▸ WHAT IS NEEDED: Even where a record seems odd, copy it exactly as it appears below.

▸ ENTRIES SHOWN:
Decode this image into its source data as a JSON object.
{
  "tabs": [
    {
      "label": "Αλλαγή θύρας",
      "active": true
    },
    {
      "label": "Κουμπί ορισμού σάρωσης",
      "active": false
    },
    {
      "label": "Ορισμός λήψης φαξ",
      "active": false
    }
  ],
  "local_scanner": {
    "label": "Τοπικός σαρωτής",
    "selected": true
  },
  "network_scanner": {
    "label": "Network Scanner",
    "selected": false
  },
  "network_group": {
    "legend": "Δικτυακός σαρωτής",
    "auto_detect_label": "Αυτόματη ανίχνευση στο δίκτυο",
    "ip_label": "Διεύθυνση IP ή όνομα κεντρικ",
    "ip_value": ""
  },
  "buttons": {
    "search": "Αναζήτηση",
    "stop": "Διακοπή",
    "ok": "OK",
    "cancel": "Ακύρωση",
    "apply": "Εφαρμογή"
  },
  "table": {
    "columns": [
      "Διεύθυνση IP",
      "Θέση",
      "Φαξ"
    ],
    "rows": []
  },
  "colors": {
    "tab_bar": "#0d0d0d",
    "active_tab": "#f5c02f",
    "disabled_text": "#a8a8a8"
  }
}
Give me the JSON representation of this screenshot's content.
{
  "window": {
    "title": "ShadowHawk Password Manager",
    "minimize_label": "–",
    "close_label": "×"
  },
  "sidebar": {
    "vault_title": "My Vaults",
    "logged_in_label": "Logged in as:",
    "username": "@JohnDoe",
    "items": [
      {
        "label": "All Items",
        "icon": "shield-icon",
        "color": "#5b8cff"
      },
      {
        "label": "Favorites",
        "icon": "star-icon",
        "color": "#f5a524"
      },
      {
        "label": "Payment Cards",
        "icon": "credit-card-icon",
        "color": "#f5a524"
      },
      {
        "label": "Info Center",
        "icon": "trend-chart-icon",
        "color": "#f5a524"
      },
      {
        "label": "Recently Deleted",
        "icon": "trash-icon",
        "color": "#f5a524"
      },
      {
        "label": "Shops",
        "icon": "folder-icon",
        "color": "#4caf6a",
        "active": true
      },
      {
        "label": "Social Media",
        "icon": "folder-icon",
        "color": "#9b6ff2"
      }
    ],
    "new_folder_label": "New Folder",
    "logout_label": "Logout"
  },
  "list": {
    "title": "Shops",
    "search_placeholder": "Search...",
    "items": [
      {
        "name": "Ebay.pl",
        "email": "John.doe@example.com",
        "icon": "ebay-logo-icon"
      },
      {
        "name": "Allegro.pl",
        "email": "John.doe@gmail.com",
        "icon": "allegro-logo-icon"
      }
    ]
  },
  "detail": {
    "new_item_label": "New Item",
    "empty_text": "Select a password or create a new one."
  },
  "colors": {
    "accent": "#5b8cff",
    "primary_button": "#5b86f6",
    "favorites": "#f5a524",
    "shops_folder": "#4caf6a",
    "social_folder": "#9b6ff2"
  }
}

▸ ANSWER TO THIS TASK:
Decode this image into its source data as a JSON object.
{
  "tabs": [
    {
      "label": "Αλλαγή θύρας",
      "active": true
    },
    {
      "label": "Κουμπί ορισμού σάρωσης",
      "active": false
    },
    {
      "label": "Ορισμός λήψης φαξ",
      "active": false
    }
  ],
  "local_scanner": {
    "label": "Τοπικός σαρωτής",
    "selected": true
  },
  "network_scanner": {
    "label": "Network Scanner",
    "selected": false
  },
  "network_group": {
    "legend": "Δικτυακός σαρωτής",
    "auto_detect_label": "Αυτόματη ανίχνευση στο δίκτυο",
    "ip_label": "Διεύθυνση IP ή όνομα κεντρικ",
    "ip_value": ""
  },
  "buttons": {
    "search": "Αναζήτηση",
    "stop": "Διακοπή",
    "ok": "OK",
    "cancel": "Ακύρωση",
    "apply": "Εφαρμογή"
  },
  "table": {
    "columns": [
      "Διεύθυνση IP",
      "Θέση",
      "Φαξ"
    ],
    "rows": []
  },
  "colors": {
    "tab_bar": "#0d0d0d",
    "active_tab": "#f5c02f",
    "disabled_text": "#a8a8a8"
  }
}
Give me the JSON representation of this screenshot's content.
{
  "window": {
    "title": "ShadowHawk Password Manager",
    "minimize_label": "–",
    "close_label": "×"
  },
  "sidebar": {
    "vault_title": "My Vaults",
    "logged_in_label": "Logged in as:",
    "username": "@JohnDoe",
    "items": [
      {
        "label": "All Items",
        "icon": "shield-icon",
        "color": "#5b8cff"
      },
      {
        "label": "Favorites",
        "icon": "star-icon",
        "color": "#f5a524"
      },
      {
        "label": "Payment Cards",
        "icon": "credit-card-icon",
        "color": "#f5a524"
      },
      {
        "label": "Info Center",
        "icon": "trend-chart-icon",
        "color": "#f5a524"
      },
      {
        "label": "Recently Deleted",
        "icon": "trash-icon",
        "color": "#f5a524"
      },
      {
        "label": "Shops",
        "icon": "folder-icon",
        "color": "#4caf6a",
        "active": true
      },
      {
        "label": "Social Media",
        "icon": "folder-icon",
        "color": "#9b6ff2"
      }
    ],
    "new_folder_label": "New Folder",
    "logout_label": "Logout"
  },
  "list": {
    "title": "Shops",
    "search_placeholder": "Search...",
    "items": [
      {
        "name": "Ebay.pl",
        "email": "John.doe@example.com",
        "icon": "ebay-logo-icon"
      },
      {
        "name": "Allegro.pl",
        "email": "John.doe@gmail.com",
        "icon": "allegro-logo-icon"
      }
    ]
  },
  "detail": {
    "new_item_label": "New Item",
    "empty_text": "Select a password or create a new one."
  },
  "colors": {
    "accent": "#5b8cff",
    "primary_button": "#5b86f6",
    "favorites": "#f5a524",
    "shops_folder": "#4caf6a",
    "social_folder": "#9b6ff2"
  }
}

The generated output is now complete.